Ishita: Many people say that scaring yourself is the right thing to do; that fear is a signal you should listen to. But how do you get into that mindset where you’re ready to meet that challenge?
Simone: To be completely honest, I don’t sit with fear that long. I’ve done a few things that have really scared me in my life, whether a protest naked for the first time, speaking in front of a group of people or large groups about animal rights, being on TV — all of it. I don’t think sitting and thinking about the fear is helpful at all. At that point, I think you should just go on autopilot and try to deal with the details of it and not think in the big picture.
If I sat there and thought about the big picture and said, “Oh my god. I’m going to be dancing and stripping in front of this group of people and it’s going be on TV and it’s the first time I’ve done anything like this before in my life,” I would be frozen. I wouldn’t have been able to remember the steps. Instead, I pretty much just thought about the details of it and didn’t think about the big picture at all. The whole thing was like a blur; I hardly remember it because I was just thinking about the details.

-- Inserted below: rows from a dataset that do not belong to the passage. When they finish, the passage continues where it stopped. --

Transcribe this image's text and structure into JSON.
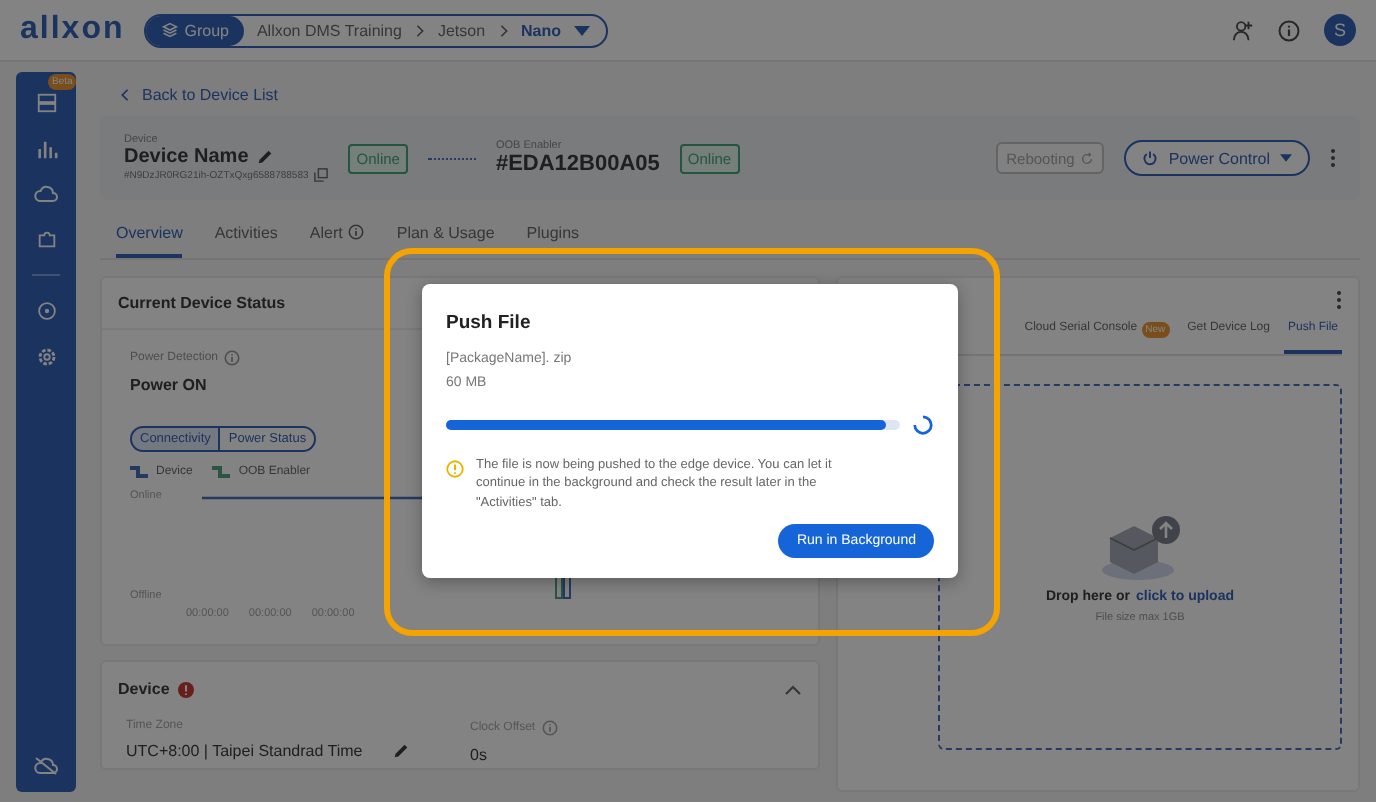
{
  "header": {
    "logo": "allxon",
    "group_button": "Group",
    "breadcrumbs": [
      {
        "label": "Allxon DMS Training",
        "selected": false
      },
      {
        "label": "Jetson",
        "selected": false
      },
      {
        "label": "Nano",
        "selected": true
      }
    ],
    "avatar": "S"
  },
  "sidebar": {
    "badge": "Beta"
  },
  "back_link": "Back to Device List",
  "device_card": {
    "device_label": "Device",
    "device_name": "Device Name",
    "device_id": "#N9DzJR0RG21ih-OZTxQxg6588788583",
    "device_status": "Online",
    "oob_label": "OOB Enabler",
    "oob_name": "#EDA12B00A05",
    "oob_status": "Online",
    "reboot_button": {
      "label": "Rebooting",
      "disabled": true
    },
    "power_button": "Power Control"
  },
  "tabs": [
    {
      "label": "Overview",
      "selected": true,
      "kind": "plain"
    },
    {
      "label": "Activities",
      "selected": false,
      "kind": "plain"
    },
    {
      "label": "Alert",
      "selected": false,
      "kind": "info"
    },
    {
      "label": "Plan & Usage",
      "selected": false,
      "kind": "plain"
    },
    {
      "label": "Plugins",
      "selected": false,
      "kind": "plain"
    }
  ],
  "status_card": {
    "title": "Current Device Status",
    "power_label": "Power Detection",
    "power_value": "Power ON",
    "toggle": [
      {
        "label": "Connectivity",
        "selected": true
      },
      {
        "label": "Power Status",
        "selected": false
      }
    ],
    "legend": [
      {
        "label": "Device",
        "color": "#263b61"
      },
      {
        "label": "OOB Enabler",
        "color": "#2b5644"
      }
    ],
    "y_labels": [
      "Online",
      "Offline"
    ],
    "x_labels": [
      "00:00:00",
      "00:00:00",
      "00:00:00"
    ]
  },
  "device_section": {
    "title": "Device",
    "alert": true,
    "expanded": true,
    "fields": [
      {
        "label": "Time Zone",
        "value": "UTC+8:00 | Taipei Standrad Time",
        "kind": "editable"
      },
      {
        "label": "Clock Offset",
        "value": "0s",
        "kind": "info"
      }
    ]
  },
  "file_panel": {
    "tabs": [
      {
        "label": "Cloud Serial Console",
        "badge": "New",
        "selected": false
      },
      {
        "label": "Get Device Log",
        "selected": false
      },
      {
        "label": "Push File",
        "selected": true
      }
    ],
    "drop_prompt": "Drop here or",
    "upload_link": "click to upload",
    "size_note": "File size max 1GB"
  },
  "dialog": {
    "title": "Push File",
    "file_name": "[PackageName]. zip",
    "file_size": "60 MB",
    "progress": {
      "level": 0.97
    },
    "message": "The file is now being pushed to the edge device. You can let it continue in the background and check the result later in the \"Activities\" tab.",
    "button": "Run in Background"
  }
}
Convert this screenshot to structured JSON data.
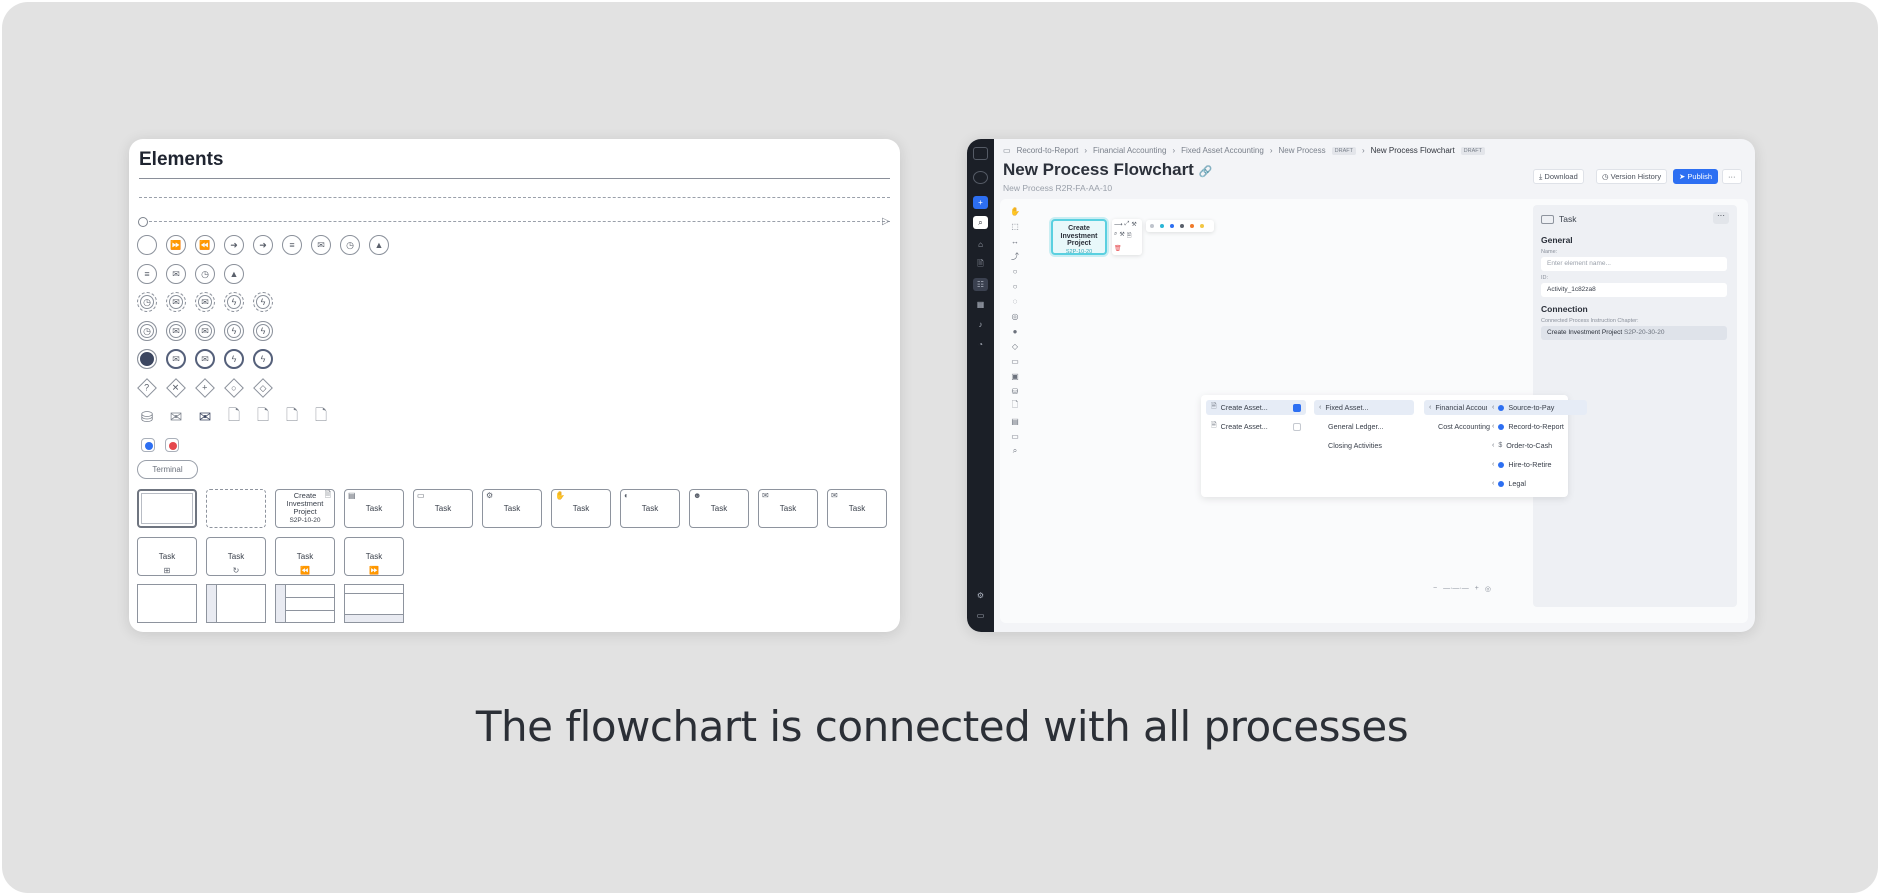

And all it took was three minutes! So you grin; you bear it; you get through it and then you have fun once it’s over. Most of the things we fear once we try to do them are really not that bad at all. It’s the anticipation that scares us! That should be the way people walk through their fears- not thinking about the actual thing – but about how great they’ll feel once they accomplish it. That’s what they should keep their eye on and not think about how scary it’s going to be. Then again, that said, there are things I’ll never do, like bungee jump, because I have this theory on death.
Ishita: Which is…
Simone: Well, for starters, I have scoliosis, so my back would be seriously injured. But the theory is this:
I believe in heaven very strongly. I was raised Catholic, although I’m not a practicing now, but I believe in heaven. I believe there’s a higher power. I believe we’re all going to be reunited again. So if I were to bungee jump and God forbid the chord breaks, and now I’m in heaven looking at my little, orphaned dog, I’d be angry at myself. “Did you really have to bungee jump? Was that so important to you?” And if I could honestly say that it was going to be life-affirming or life-changing for me and I had to do it, then okay, I would reconcile the chord breaking as an accident and now I’m dead.” Personally, I think bungee jumping might be fun, but it’s not a life-defining moment for me – I could do without it.
On the other hand, if I were to die in a car accident and look down at my dog, I would say, “I had to get from A to B. It was a risk that I had to take for my life.” I don’t feel like I was being reckless with my life for no reason like perhaps I would feel if I bungee jumped. I don’t need to do it. I respect people who say, “You really need to do this!” That’s their personal, life-affirming thing. More power to them. We all have our thing. I’m sure a lot of people wouldn’t say, “It’s really important to me to strip to the “Flashdance” song on television, that sounds like not too much fun” which is perfectly okay.”
Simone Reyes is Executive Assistant to Russell Simmons, and an avid animal rights activist and rescuer, and vegan. She boldly shed her clothes for PETA’s “Rather Go Naked” demonstrations, and has authored two books on astrology: Astrology for Cats and Astrology for Dogs.
Bio Source: Oxygen.
Featured image by Pink Sherbet Photography.